He continued his litany of warnings, “It is not merely that inflation breeds dishonesty in a nation. Inflation is itself a dishonest act on the part of government, and sets the example for private citizens. When modern governments inflate by increasing the paper-money supply, directly or indirectly, they do in principle what kings once did when they clipped coins. Diluting the money supply with paper is the moral equivalent of diluting the milk supply with water. Notwithstanding all the pious pretenses of governments that inflation is some evil visitation from without, inflation is practically always the result of deliberate governmental policy.”
Another excellent economist Hans Sennholz wrote, “If government resorts to inflation, that is, creates money in order to cover its budget deficits or expands credit in order to stimulate business, then no power on earth, no gimmick, device, trick or even indexation can prevent its economic consequences.”
In 1931 Mr. Brescioni – Turroni wrote of the Weimar inflation in Germany, “It annihilated thrift…it destroyed incalculable moral and intellectual values. It provoked a serious revolution in social classes, a few people accumulating wealth and forming a class of usurpers of national property, whilst millions of individuals were thrown into poverty. It was a distressing preoccupation and constant torment of innumerable families; it poisoned the German people by spreading among all classes the spirit of speculation and by diverting them from proper and regular work, and it was the cause of incessant political and moral disturbances.” That was in 1931, before the hell that followed.
In 1876 Andrew Dickson White wrote of the great French inflation of the 1790’s, “With prices soaring and the value of money savings rapidly diminishing, an early effect was the obliteration of thrift. Accompanying this was a cancerous increase in speculation and gambling. Stockjobbing became rife. More and more people began to see the advantages of borrowing and later paying off in depreciated money. A great debtor class grew up whose interest was to keep the inflation going. Workers, finding themselves with less and less real pay in terms of what their wages would buy, while others grew rich by gambling, began to lose interest in steady work. The evaporation of the incomes and savings of the lower and middle classes, and the sudden enrichment of speculators, with their ostentatious luxury, led to mounting social resentment and unrest.” Then came Napoleon.
All of this should give you insight into the future. Some of it is already happening. Nobody has ever created as much money out of thin air as the U.S. Soon you’ll be hearing the term quadrillion. It’s what comes after a trillion. The impact of newly created money generally takes time before it is felt in rising prices. Nor does it hit all goods and services uniformly. Government spokespersons and left wing economists assure us that inflation is not a problem.
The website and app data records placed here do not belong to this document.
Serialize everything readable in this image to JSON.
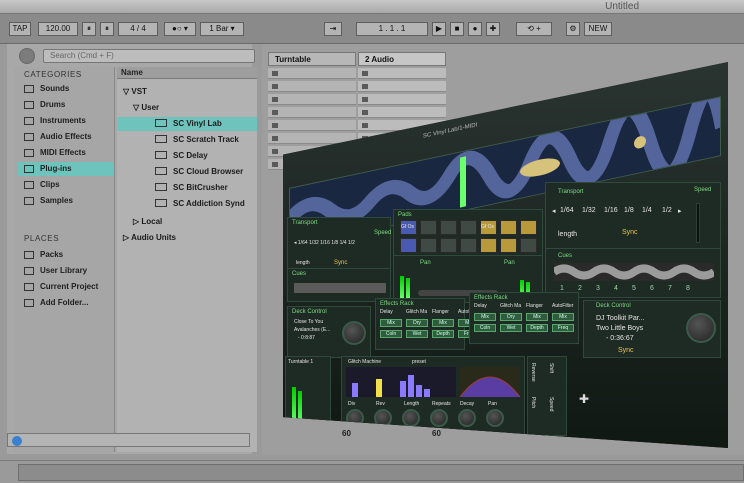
{
  "window": {
    "title": "Untitled"
  },
  "transport": {
    "tap": "TAP",
    "tempo": "120.00",
    "time_sig_num": "4",
    "time_sig_den": "4",
    "slash": "/",
    "quantize": "1 Bar",
    "position": "1 .  1 .  1",
    "new_label": "NEW"
  },
  "browser": {
    "search_placeholder": "Search (Cmd + F)",
    "categories_heading": "CATEGORIES",
    "categories": [
      "Sounds",
      "Drums",
      "Instruments",
      "Audio Effects",
      "MIDI Effects",
      "Plug-ins",
      "Clips",
      "Samples"
    ],
    "selected_category": "Plug-ins",
    "places_heading": "PLACES",
    "places": [
      "Packs",
      "User Library",
      "Current Project",
      "Add Folder..."
    ],
    "name_header": "Name",
    "tree": {
      "vst": "VST",
      "user": "User",
      "plugins": [
        "SC Vinyl Lab",
        "SC Scratch Track",
        "SC Delay",
        "SC Cloud Browser",
        "SC BitCrusher",
        "SC Addiction Synd"
      ],
      "selected_plugin": "SC Vinyl Lab",
      "local": "Local",
      "audio_units": "Audio Units"
    }
  },
  "session": {
    "tracks": [
      "Turntable",
      "2 Audio"
    ],
    "clip_slot_count": 8,
    "scene_numbers": [
      "60",
      "60"
    ]
  },
  "plugin": {
    "window_title": "SC Vinyl Lab/1-MIDI",
    "transport_label": "Transport",
    "speed_label": "Speed",
    "rates": [
      "1/64",
      "1/32",
      "1/16",
      "1/8",
      "1/4",
      "1/2"
    ],
    "length_label": "length",
    "sync_label": "Sync",
    "cues_label": "Cues",
    "cue_numbers": [
      "1",
      "2",
      "3",
      "4",
      "5",
      "6",
      "7",
      "8"
    ],
    "pads_label": "Pads",
    "pad_labels": [
      "Gf Os",
      "Gf Os"
    ],
    "pan_label": "Pan",
    "effects_rack": "Effects Rack",
    "effects": [
      "Delay",
      "Glitch Ma",
      "Flanger",
      "AutoFilter"
    ],
    "fx_params": [
      "Mix",
      "Dry",
      "Mix",
      "Mix"
    ],
    "fx_params2": [
      "Coln",
      "Wet",
      "Depth",
      "Freq"
    ],
    "deck_control": "Deck Control",
    "deck_track_title": "DJ Toolkit Par...",
    "deck_track_artist": "Two Little Boys",
    "deck_time": "- 0:36:67",
    "deck_small_title": "Close To You",
    "deck_small_artist": "Avalanches (E...",
    "deck_small_time": "- 0:8:87",
    "turntable_label": "Turntable 1",
    "glitch_title": "Glitch Machine",
    "glitch_preset": "preset",
    "glitch_knobs": [
      "Div",
      "Rev",
      "Length",
      "Repeats",
      "Decay",
      "Pan"
    ],
    "side_labels": [
      "Reverse",
      "Shift",
      "Pitch",
      "Speed"
    ]
  }
}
They are determined to keep on spending. However, price inflation is already worse than what the government’s statistics indicate.
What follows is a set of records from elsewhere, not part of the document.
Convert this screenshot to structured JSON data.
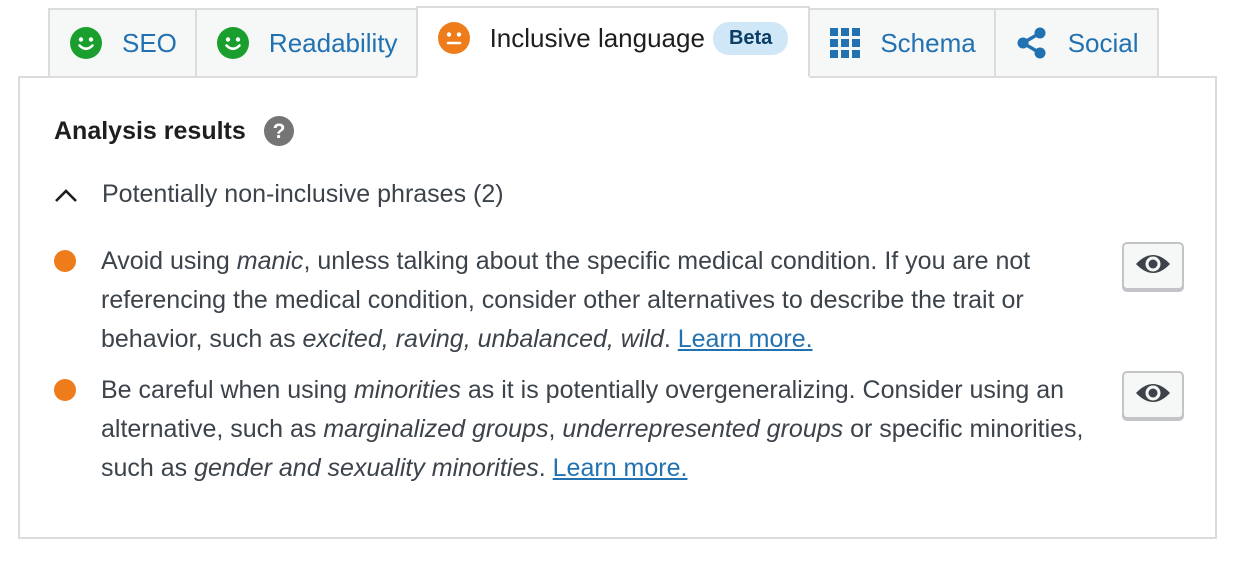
{
  "tabs": [
    {
      "label": "SEO",
      "icon": "smiley-good-icon",
      "status_color": "#1a9f2e"
    },
    {
      "label": "Readability",
      "icon": "smiley-good-icon",
      "status_color": "#1a9f2e"
    },
    {
      "label": "Inclusive language",
      "icon": "smiley-neutral-icon",
      "status_color": "#ee7c1b",
      "badge": "Beta",
      "active": true
    },
    {
      "label": "Schema",
      "icon": "grid-icon"
    },
    {
      "label": "Social",
      "icon": "share-icon"
    }
  ],
  "panel": {
    "heading": "Analysis results",
    "group_label": "Potentially non-inclusive phrases (2)",
    "results": [
      {
        "status_color": "#ee7c1b",
        "segments": [
          {
            "t": "Avoid using "
          },
          {
            "t": "manic",
            "em": true
          },
          {
            "t": ", unless talking about the specific medical condition. If you are not referencing the medical condition, consider other alternatives to describe the trait or behavior, such as "
          },
          {
            "t": "excited, raving, unbalanced, wild",
            "em": true
          },
          {
            "t": ". "
          },
          {
            "t": "Learn more.",
            "link": true
          }
        ]
      },
      {
        "status_color": "#ee7c1b",
        "segments": [
          {
            "t": "Be careful when using "
          },
          {
            "t": "minorities",
            "em": true
          },
          {
            "t": " as it is potentially overgeneralizing. Consider using an alternative, such as "
          },
          {
            "t": "marginalized groups",
            "em": true
          },
          {
            "t": ", "
          },
          {
            "t": "underrepresented groups",
            "em": true
          },
          {
            "t": " or specific minorities, such as "
          },
          {
            "t": "gender and sexuality minorities",
            "em": true
          },
          {
            "t": ". "
          },
          {
            "t": "Learn more.",
            "link": true
          }
        ]
      }
    ]
  },
  "colors": {
    "link": "#2271b1",
    "good": "#1a9f2e",
    "warning": "#ee7c1b",
    "border": "#dcdcde"
  }
}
Going forward it probably won’t be too many dollars chasing too few goods that will cause inflation to roar. It’s the enormous overabundance of dollars in the world that will strike the dollar down in foreign exchange markets. Because of the European crisis the dollar is getting a boost in demand. That will not last. The trend for the dollar is down. When the dollar declines internationally all commodities rise. They become more expensive. That’s where the great inflationary crisis is most likely to strike. Once underway it can turn into massive dollar dumping. In that scenario the government couldn’t borrow a dime and only profligate printing would pay the bills. Then you will have to ask, “What comes after a quadrillion?”